But not a single demonstrator was to be seen anywhere near Docklands, with the Campaign against the Arms Trade, choosing instead to use a Routemaster London bus to take its message to the headquarters of the UK Trade and Investment arm that deals with defence exports.
And there was no reprise of the umbrella group Disarm DSEi's imaginative protest in arriving at a previous fair in a tank.
This year, most of the defence manufacturers at the thousand or so stands seemed keener to highlight the non-lethal nature of many of the wares on display, from self-cooling body armour to life-saving medical equipment, as well as the many types of armoured vehicle for troop protection.
One firm, BCB International, was showing an ingenious cannon that can be used by merchant vessels under attack from pirates on the high seas.
It can disable the pirates' vessels by shooting nets at them, until they are so hopelessly entangled they cannot attack. Quite what happens to the netted pirates after that stage is unclear.
Other exhibits are already on order by the MoD, amongst them the Singaporean firm ST Kinetics's "Warthog" armoured vehicle, a variant of the Bronco all terrain tracked carrier.
As its name suggests, it is built for protection rather than beauty.
The heavily-armoured vehicles should be in service in Afghanistan with British troops from next year, after the MoD ordered a hundred or so as an urgent operational requirement.
Showing me around the vehicle, former Royal Marine Major (Rtd) Jez Hermer MBE, who has served in Helmand, said it offered good protection combined with mobility - both essential in the rugged terrain of Afghanistan, where Taliban improvised explosive devices are now one of the biggest threats to life and limb.
British soldiers will be glad to hear that the air-conditioning in the back vehicle works.
The lack of decent air-conditioning has been a cause for complaint in the current Viking vehicles, with temperatures soaring in the Helmand summer for infantry soldiers packed in the back, with little but copious water supplies to compensate.

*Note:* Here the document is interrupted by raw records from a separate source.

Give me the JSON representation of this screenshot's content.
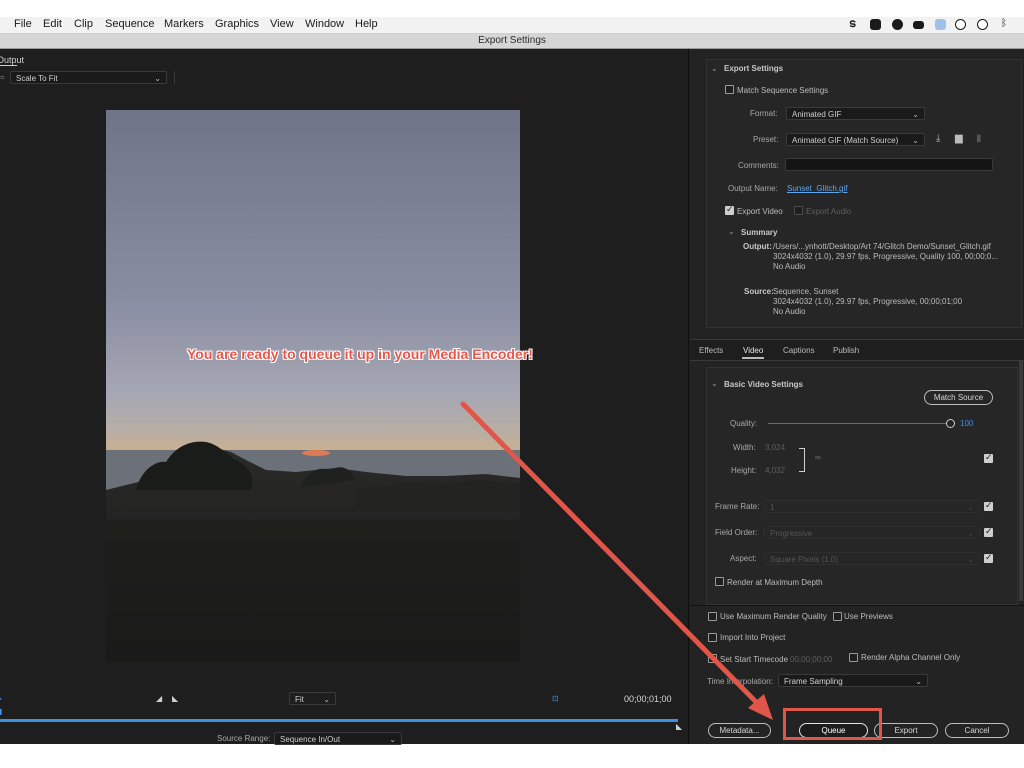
{
  "menubar": {
    "items": [
      "File",
      "Edit",
      "Clip",
      "Sequence",
      "Markers",
      "Graphics",
      "View",
      "Window",
      "Help"
    ]
  },
  "window_title": "Export Settings",
  "left": {
    "tab": "Output",
    "scale_select": "Scale To Fit",
    "annotation": "You are ready to queue it up in your Media Encoder!",
    "fit_select": "Fit",
    "timecode": "00;00;01;00",
    "source_range_label": "Source Range:",
    "source_range_value": "Sequence In/Out"
  },
  "export_settings": {
    "section_title": "Export Settings",
    "match_sequence": "Match Sequence Settings",
    "format_label": "Format:",
    "format_value": "Animated GIF",
    "preset_label": "Preset:",
    "preset_value": "Animated GIF (Match Source)",
    "comments_label": "Comments:",
    "comments_value": "",
    "output_name_label": "Output Name:",
    "output_name_value": "Sunset_Glitch.gif",
    "export_video": "Export Video",
    "export_audio": "Export Audio",
    "summary_title": "Summary",
    "output_label": "Output:",
    "output_lines": [
      "/Users/...ynhott/Desktop/Art 74/Glitch Demo/Sunset_Glitch.gif",
      "3024x4032 (1.0), 29.97 fps, Progressive, Quality 100, 00;00;0...",
      "No Audio"
    ],
    "source_label": "Source:",
    "source_lines": [
      "Sequence, Sunset",
      "3024x4032 (1.0), 29.97 fps, Progressive, 00;00;01;00",
      "No Audio"
    ]
  },
  "tabs": [
    "Effects",
    "Video",
    "Captions",
    "Publish"
  ],
  "active_tab": "Video",
  "video": {
    "section_title": "Basic Video Settings",
    "match_source": "Match Source",
    "quality_label": "Quality:",
    "quality_value": "100",
    "quality_level": 1.0,
    "width_label": "Width:",
    "width_value": "3,024",
    "height_label": "Height:",
    "height_value": "4,032",
    "frame_rate_label": "Frame Rate:",
    "frame_rate_value": "1",
    "field_order_label": "Field Order:",
    "field_order_value": "Progressive",
    "aspect_label": "Aspect:",
    "aspect_value": "Square Pixels (1.0)",
    "render_max_depth": "Render at Maximum Depth"
  },
  "bottom": {
    "use_max_render": "Use Maximum Render Quality",
    "use_previews": "Use Previews",
    "import_into_project": "Import Into Project",
    "set_start_timecode": "Set Start Timecode",
    "start_timecode_value": "00;00;00;00",
    "render_alpha": "Render Alpha Channel Only",
    "time_interp_label": "Time Interpolation:",
    "time_interp_value": "Frame Sampling",
    "metadata_button": "Metadata...",
    "queue_button": "Queue",
    "export_button": "Export",
    "cancel_button": "Cancel"
  },
  "colors": {
    "accent_blue": "#3d8fe0",
    "annotation_red": "#e0564a",
    "panel_bg": "#232323"
  }
}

Much of what is on display these days is high-tech: Integrated software systems for commanders and communication sets.
At the British Army demonstration area, WO2 John Montgomery, an expert in explosive ordnance disposal, put the Vanguard Remotely Operated Vehicle through its paces, showing me how the small but "rugged" (a key word at most of the stands) robot can be deployed against makeshift bombs.
It is already in use in Afghanistan.
"If something does go wrong, it's better to lose a robot than a soldier," he says.
But for those who like their weaponry more offensive than defensive, there were things to see.
A South African stand displayed fearsomely large guns, though one was advertised as firing slightly less lethal ammunition - clearly a vital attribute in these more defensive times for the arms trade.